(Beginning of Extracted records)
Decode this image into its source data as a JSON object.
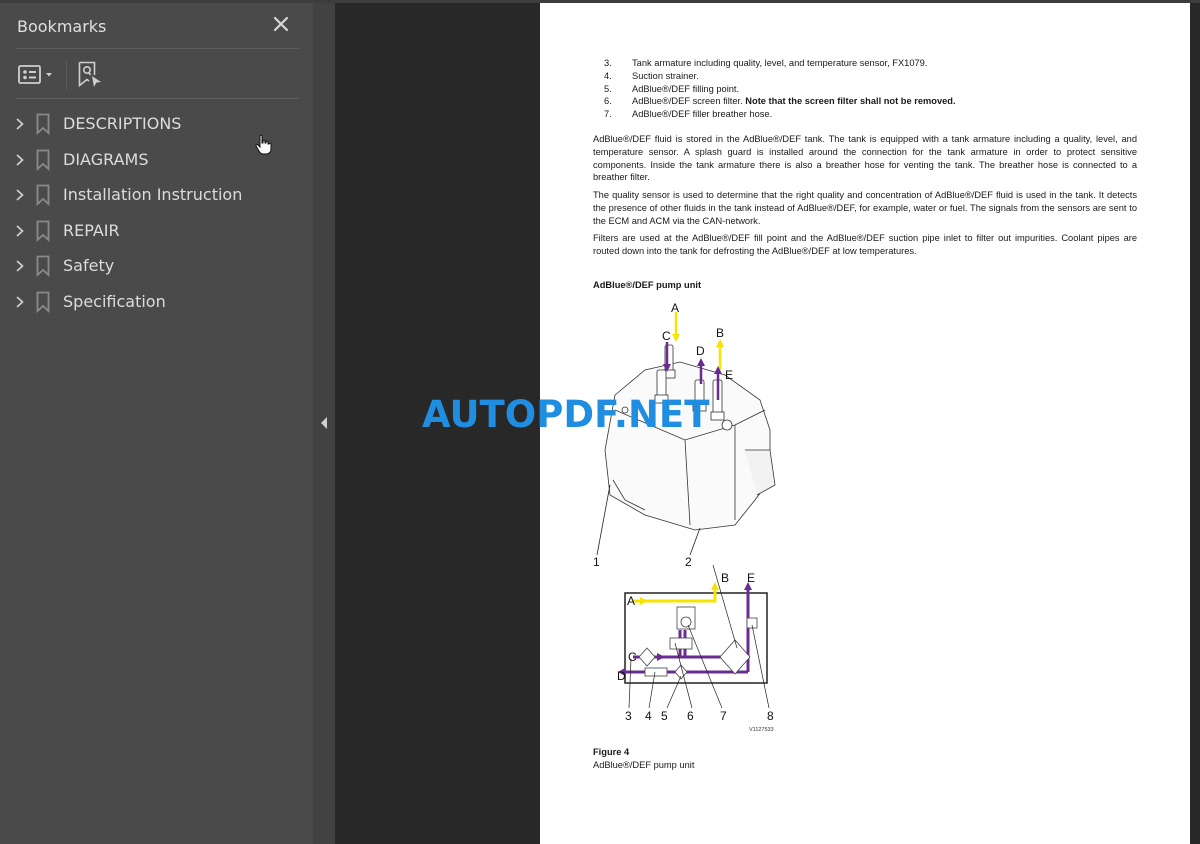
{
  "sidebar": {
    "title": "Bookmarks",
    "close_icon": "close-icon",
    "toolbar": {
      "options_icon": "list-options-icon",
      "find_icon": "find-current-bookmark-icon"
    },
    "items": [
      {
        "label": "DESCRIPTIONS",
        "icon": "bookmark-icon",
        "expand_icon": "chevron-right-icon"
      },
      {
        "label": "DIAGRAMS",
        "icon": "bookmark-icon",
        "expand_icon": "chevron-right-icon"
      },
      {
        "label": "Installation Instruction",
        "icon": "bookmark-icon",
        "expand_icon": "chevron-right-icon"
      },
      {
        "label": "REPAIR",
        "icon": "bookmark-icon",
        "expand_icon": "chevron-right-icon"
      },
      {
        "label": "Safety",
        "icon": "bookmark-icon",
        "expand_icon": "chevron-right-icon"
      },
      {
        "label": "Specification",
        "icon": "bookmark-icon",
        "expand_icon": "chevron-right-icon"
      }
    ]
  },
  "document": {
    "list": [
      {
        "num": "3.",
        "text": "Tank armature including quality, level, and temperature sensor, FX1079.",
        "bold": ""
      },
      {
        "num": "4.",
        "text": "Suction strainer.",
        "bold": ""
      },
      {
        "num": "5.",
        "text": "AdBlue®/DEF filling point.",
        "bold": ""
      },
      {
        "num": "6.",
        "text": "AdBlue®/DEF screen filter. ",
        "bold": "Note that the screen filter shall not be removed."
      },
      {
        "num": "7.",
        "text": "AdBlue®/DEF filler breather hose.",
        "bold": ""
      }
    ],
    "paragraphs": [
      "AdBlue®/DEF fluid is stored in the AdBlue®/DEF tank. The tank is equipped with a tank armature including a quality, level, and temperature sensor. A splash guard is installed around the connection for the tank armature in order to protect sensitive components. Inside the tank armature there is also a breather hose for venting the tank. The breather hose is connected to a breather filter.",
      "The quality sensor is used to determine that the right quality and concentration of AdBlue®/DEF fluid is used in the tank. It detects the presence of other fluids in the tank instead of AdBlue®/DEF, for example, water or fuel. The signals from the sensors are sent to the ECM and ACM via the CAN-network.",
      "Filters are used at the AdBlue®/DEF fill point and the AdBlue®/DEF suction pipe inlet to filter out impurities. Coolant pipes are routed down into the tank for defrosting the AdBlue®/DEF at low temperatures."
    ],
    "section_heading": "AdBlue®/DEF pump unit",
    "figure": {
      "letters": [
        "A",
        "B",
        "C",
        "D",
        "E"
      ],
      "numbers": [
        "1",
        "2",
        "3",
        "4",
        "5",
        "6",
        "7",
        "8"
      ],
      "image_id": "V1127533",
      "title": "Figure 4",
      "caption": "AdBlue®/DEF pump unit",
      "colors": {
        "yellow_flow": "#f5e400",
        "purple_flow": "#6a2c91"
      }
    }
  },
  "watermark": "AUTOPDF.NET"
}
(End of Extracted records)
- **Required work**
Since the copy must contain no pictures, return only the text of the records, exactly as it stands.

- **Output of the task**
Decode this image into its source data as a JSON object.
{
  "sidebar": {
    "title": "Bookmarks",
    "close_icon": "close-icon",
    "toolbar": {
      "options_icon": "list-options-icon",
      "find_icon": "find-current-bookmark-icon"
    },
    "items": [
      {
        "label": "DESCRIPTIONS",
        "icon": "bookmark-icon",
        "expand_icon": "chevron-right-icon"
      },
      {
        "label": "DIAGRAMS",
        "icon": "bookmark-icon",
        "expand_icon": "chevron-right-icon"
      },
      {
        "label": "Installation Instruction",
        "icon": "bookmark-icon",
        "expand_icon": "chevron-right-icon"
      },
      {
        "label": "REPAIR",
        "icon": "bookmark-icon",
        "expand_icon": "chevron-right-icon"
      },
      {
        "label": "Safety",
        "icon": "bookmark-icon",
        "expand_icon": "chevron-right-icon"
      },
      {
        "label": "Specification",
        "icon": "bookmark-icon",
        "expand_icon": "chevron-right-icon"
      }
    ]
  },
  "document": {
    "list": [
      {
        "num": "3.",
        "text": "Tank armature including quality, level, and temperature sensor, FX1079.",
        "bold": ""
      },
      {
        "num": "4.",
        "text": "Suction strainer.",
        "bold": ""
      },
      {
        "num": "5.",
        "text": "AdBlue®/DEF filling point.",
        "bold": ""
      },
      {
        "num": "6.",
        "text": "AdBlue®/DEF screen filter. ",
        "bold": "Note that the screen filter shall not be removed."
      },
      {
        "num": "7.",
        "text": "AdBlue®/DEF filler breather hose.",
        "bold": ""
      }
    ],
    "paragraphs": [
      "AdBlue®/DEF fluid is stored in the AdBlue®/DEF tank. The tank is equipped with a tank armature including a quality, level, and temperature sensor. A splash guard is installed around the connection for the tank armature in order to protect sensitive components. Inside the tank armature there is also a breather hose for venting the tank. The breather hose is connected to a breather filter.",
      "The quality sensor is used to determine that the right quality and concentration of AdBlue®/DEF fluid is used in the tank. It detects the presence of other fluids in the tank instead of AdBlue®/DEF, for example, water or fuel. The signals from the sensors are sent to the ECM and ACM via the CAN-network.",
      "Filters are used at the AdBlue®/DEF fill point and the AdBlue®/DEF suction pipe inlet to filter out impurities. Coolant pipes are routed down into the tank for defrosting the AdBlue®/DEF at low temperatures."
    ],
    "section_heading": "AdBlue®/DEF pump unit",
    "figure": {
      "letters": [
        "A",
        "B",
        "C",
        "D",
        "E"
      ],
      "numbers": [
        "1",
        "2",
        "3",
        "4",
        "5",
        "6",
        "7",
        "8"
      ],
      "image_id": "V1127533",
      "title": "Figure 4",
      "caption": "AdBlue®/DEF pump unit",
      "colors": {
        "yellow_flow": "#f5e400",
        "purple_flow": "#6a2c91"
      }
    }
  },
  "watermark": "AUTOPDF.NET"
}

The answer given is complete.